Sweden's biggest private sector employer and top company by sales is in the middle of its biggest ever roll-out of new truck models that is bringing large costs for realigning output in tow and putting pressure on its production system.
Against a backdrop of a short-term surge in demand in Europe ahead of the introduction of tougher engine exhaust rules at the turn of the year, Volvo's revamp comes at a bad time.
"The changeover to the new products will take another couple of quarters," Volvo Chief Executive Olof Persson said.
"In the short term, profitability is impacted by an elevated cost level related to all the launches, the change-over to new products and the fact that we currently are producing both the old and the new generation of products."
Volvo, vying for market leadership with Germany's Daimler (GER:DAI), said core operating earnings fell to 2.50 billion crowns (242.3 million pounds) from a year-ago 3.48 billion, well below a forecast 3.34 billion in a Reuters poll of analysts.
The company said currency headwinds had also shaved off more than a billion crowns of earnings in the quarter.

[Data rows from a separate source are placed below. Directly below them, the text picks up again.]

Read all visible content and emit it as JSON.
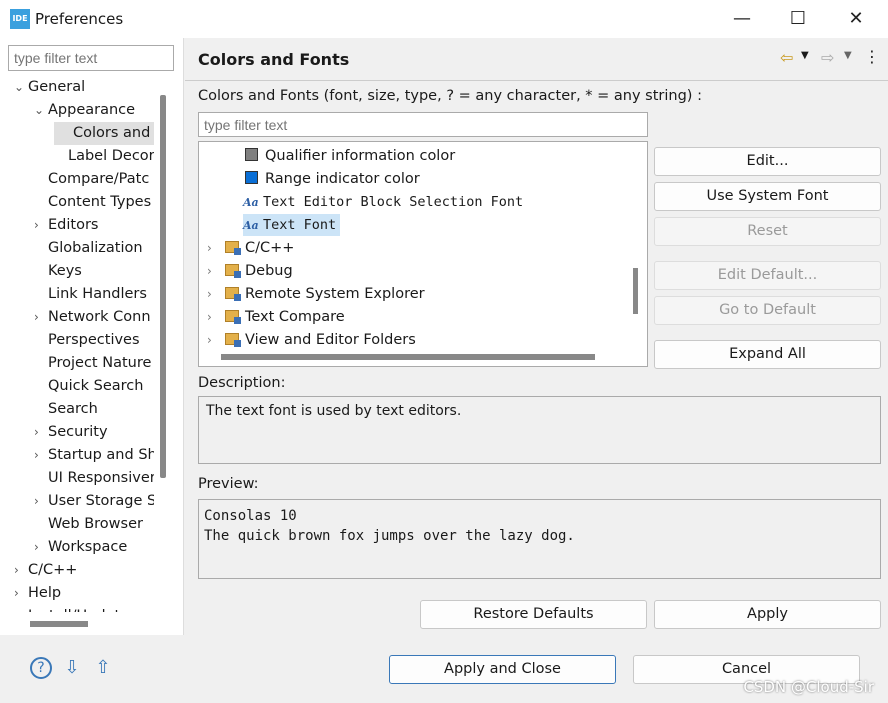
{
  "window": {
    "title": "Preferences",
    "logo": "IDE",
    "min": "—",
    "max": "☐",
    "close": "✕"
  },
  "left": {
    "filter_placeholder": "type filter text",
    "tree": [
      {
        "label": "General",
        "depth": 0,
        "tw": "open"
      },
      {
        "label": "Appearance",
        "depth": 1,
        "tw": "open"
      },
      {
        "label": "Colors and",
        "depth": 2,
        "tw": "",
        "selected": true
      },
      {
        "label": "Label Decor",
        "depth": 2,
        "tw": ""
      },
      {
        "label": "Compare/Patc",
        "depth": 1,
        "tw": ""
      },
      {
        "label": "Content Types",
        "depth": 1,
        "tw": ""
      },
      {
        "label": "Editors",
        "depth": 1,
        "tw": "closed"
      },
      {
        "label": "Globalization",
        "depth": 1,
        "tw": ""
      },
      {
        "label": "Keys",
        "depth": 1,
        "tw": ""
      },
      {
        "label": "Link Handlers",
        "depth": 1,
        "tw": ""
      },
      {
        "label": "Network Conn",
        "depth": 1,
        "tw": "closed"
      },
      {
        "label": "Perspectives",
        "depth": 1,
        "tw": ""
      },
      {
        "label": "Project Nature",
        "depth": 1,
        "tw": ""
      },
      {
        "label": "Quick Search",
        "depth": 1,
        "tw": ""
      },
      {
        "label": "Search",
        "depth": 1,
        "tw": ""
      },
      {
        "label": "Security",
        "depth": 1,
        "tw": "closed"
      },
      {
        "label": "Startup and Sh",
        "depth": 1,
        "tw": "closed"
      },
      {
        "label": "UI Responsiver",
        "depth": 1,
        "tw": ""
      },
      {
        "label": "User Storage S",
        "depth": 1,
        "tw": "closed"
      },
      {
        "label": "Web Browser",
        "depth": 1,
        "tw": ""
      },
      {
        "label": "Workspace",
        "depth": 1,
        "tw": "closed"
      },
      {
        "label": "C/C++",
        "depth": 0,
        "tw": "closed"
      },
      {
        "label": "Help",
        "depth": 0,
        "tw": "closed"
      },
      {
        "label": "Install/Update",
        "depth": 0,
        "tw": "closed"
      }
    ]
  },
  "page": {
    "title": "Colors and Fonts",
    "nav_back": "⇦",
    "nav_fwd": "⇨",
    "menu": "⋮",
    "instructions": "Colors and Fonts (font, size, type, ? = any character, * = any string) :",
    "filter_placeholder": "type filter text",
    "items": [
      {
        "label": "Qualifier information color",
        "kind": "color",
        "color": "#808080"
      },
      {
        "label": "Range indicator color",
        "kind": "color",
        "color": "#0a6fd6"
      },
      {
        "label": "Text Editor Block Selection Font",
        "kind": "font"
      },
      {
        "label": "Text Font",
        "kind": "font",
        "selected": true
      },
      {
        "label": "C/C++",
        "kind": "category"
      },
      {
        "label": "Debug",
        "kind": "category"
      },
      {
        "label": "Remote System Explorer",
        "kind": "category"
      },
      {
        "label": "Text Compare",
        "kind": "category"
      },
      {
        "label": "View and Editor Folders",
        "kind": "category"
      }
    ],
    "buttons": {
      "edit": "Edit...",
      "system_font": "Use System Font",
      "reset": "Reset",
      "edit_default": "Edit Default...",
      "go_default": "Go to Default",
      "expand_all": "Expand All"
    },
    "description_label": "Description:",
    "description": "The text font is used by text editors.",
    "preview_label": "Preview:",
    "preview_line1": "Consolas 10",
    "preview_line2": "The quick brown fox jumps over the lazy dog.",
    "restore": "Restore Defaults",
    "apply": "Apply"
  },
  "footer": {
    "apply_close": "Apply and Close",
    "cancel": "Cancel",
    "watermark": "CSDN @Cloud-Sir"
  }
}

A lumbering European truck market recovery, driven by a need to replace ageing fleets, has been turbo-charged in recent months by a buying spree of older and cheaper models before they go out of production due to tougher emission rules at year-end.
While the inklings of an upturn for the crisis-hit European economy has also played a part, the roughly 10,000 euros higher price tag for new so-called Euro 6 trucks lay at heart of Volvo rival Scania's 84 percent surge in order intake this week.

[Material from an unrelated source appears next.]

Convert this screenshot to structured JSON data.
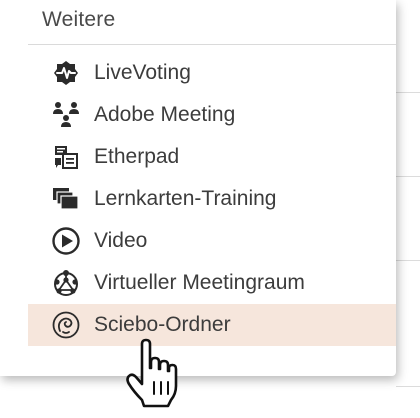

By contrast, Volvo was able to reap much less of a windfall.
Volvo, which makes heavy-duty trucks under the Renault, Mack and UD brands as well as its own name, said order intake of its trucks rose 7 percent year-on-year in the third quarter with a 11 percent gain in Europe alone, its biggest market.
"The available slots for 2013 for Euro 5 trucks from Volvo were sold out during the third quarter, which had a dampening effect on order intake," the company said, adding orders at Renault were also dented by the phase-out of Euro 5 trucks.

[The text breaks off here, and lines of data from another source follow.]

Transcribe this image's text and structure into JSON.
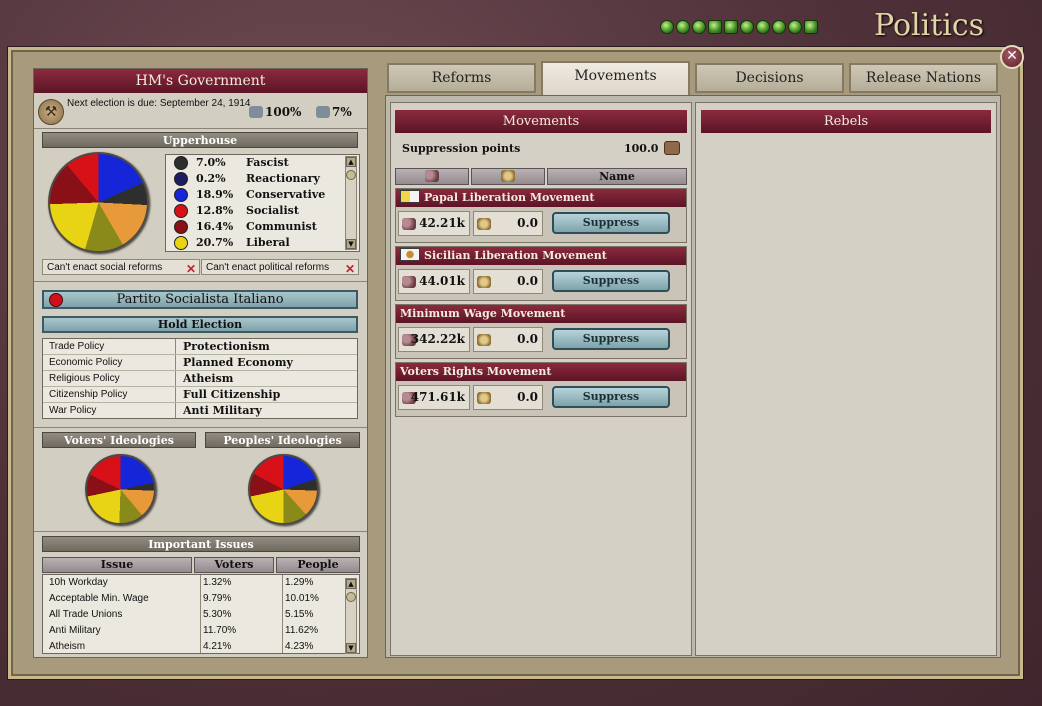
{
  "title": "Politics",
  "close_label": "✕",
  "government": {
    "name": "HM's Government",
    "next_election": "Next election is due: September 24, 1914",
    "stat1": "100%",
    "stat2": "7%"
  },
  "upperhouse": {
    "label": "Upperhouse",
    "parties": [
      {
        "pct": "7.0%",
        "name": "Fascist",
        "color": "#2e2e2e"
      },
      {
        "pct": "0.2%",
        "name": "Reactionary",
        "color": "#1c1c5e"
      },
      {
        "pct": "18.9%",
        "name": "Conservative",
        "color": "#1525d8"
      },
      {
        "pct": "12.8%",
        "name": "Socialist",
        "color": "#d81018"
      },
      {
        "pct": "16.4%",
        "name": "Communist",
        "color": "#8a1018"
      },
      {
        "pct": "20.7%",
        "name": "Liberal",
        "color": "#e8d414"
      }
    ],
    "warn_social": "Can't enact social reforms",
    "warn_political": "Can't enact political reforms"
  },
  "ruling_party": "Partito Socialista Italiano",
  "hold_election": "Hold Election",
  "policies": [
    {
      "k": "Trade Policy",
      "v": "Protectionism"
    },
    {
      "k": "Economic Policy",
      "v": "Planned Economy"
    },
    {
      "k": "Religious Policy",
      "v": "Atheism"
    },
    {
      "k": "Citizenship Policy",
      "v": "Full Citizenship"
    },
    {
      "k": "War Policy",
      "v": "Anti Military"
    }
  ],
  "ideologies": {
    "voters": "Voters' Ideologies",
    "peoples": "Peoples' Ideologies"
  },
  "issues": {
    "label": "Important Issues",
    "col_issue": "Issue",
    "col_voters": "Voters",
    "col_people": "People",
    "rows": [
      {
        "issue": "10h Workday",
        "voters": "1.32%",
        "people": "1.29%"
      },
      {
        "issue": "Acceptable Min. Wage",
        "voters": "9.79%",
        "people": "10.01%"
      },
      {
        "issue": "All Trade Unions",
        "voters": "5.30%",
        "people": "5.15%"
      },
      {
        "issue": "Anti Military",
        "voters": "11.70%",
        "people": "11.62%"
      },
      {
        "issue": "Atheism",
        "voters": "4.21%",
        "people": "4.23%"
      }
    ]
  },
  "tabs": [
    {
      "label": "Reforms"
    },
    {
      "label": "Movements"
    },
    {
      "label": "Decisions"
    },
    {
      "label": "Release Nations"
    }
  ],
  "movements": {
    "label": "Movements",
    "suppression_label": "Suppression points",
    "suppression_value": "100.0",
    "col_name": "Name",
    "suppress_label": "Suppress",
    "items": [
      {
        "name": "Papal Liberation Movement",
        "pop": "42.21k",
        "radical": "0.0"
      },
      {
        "name": "Sicilian Liberation Movement",
        "pop": "44.01k",
        "radical": "0.0"
      },
      {
        "name": "Minimum Wage Movement",
        "pop": "342.22k",
        "radical": "0.0"
      },
      {
        "name": "Voters Rights Movement",
        "pop": "471.61k",
        "radical": "0.0"
      }
    ]
  },
  "rebels": {
    "label": "Rebels"
  }
}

(Reporting by Niklas Pollard and Helena Soderpalm; additional reporting by Johannes Hellstrom; editing by Mia Shanley)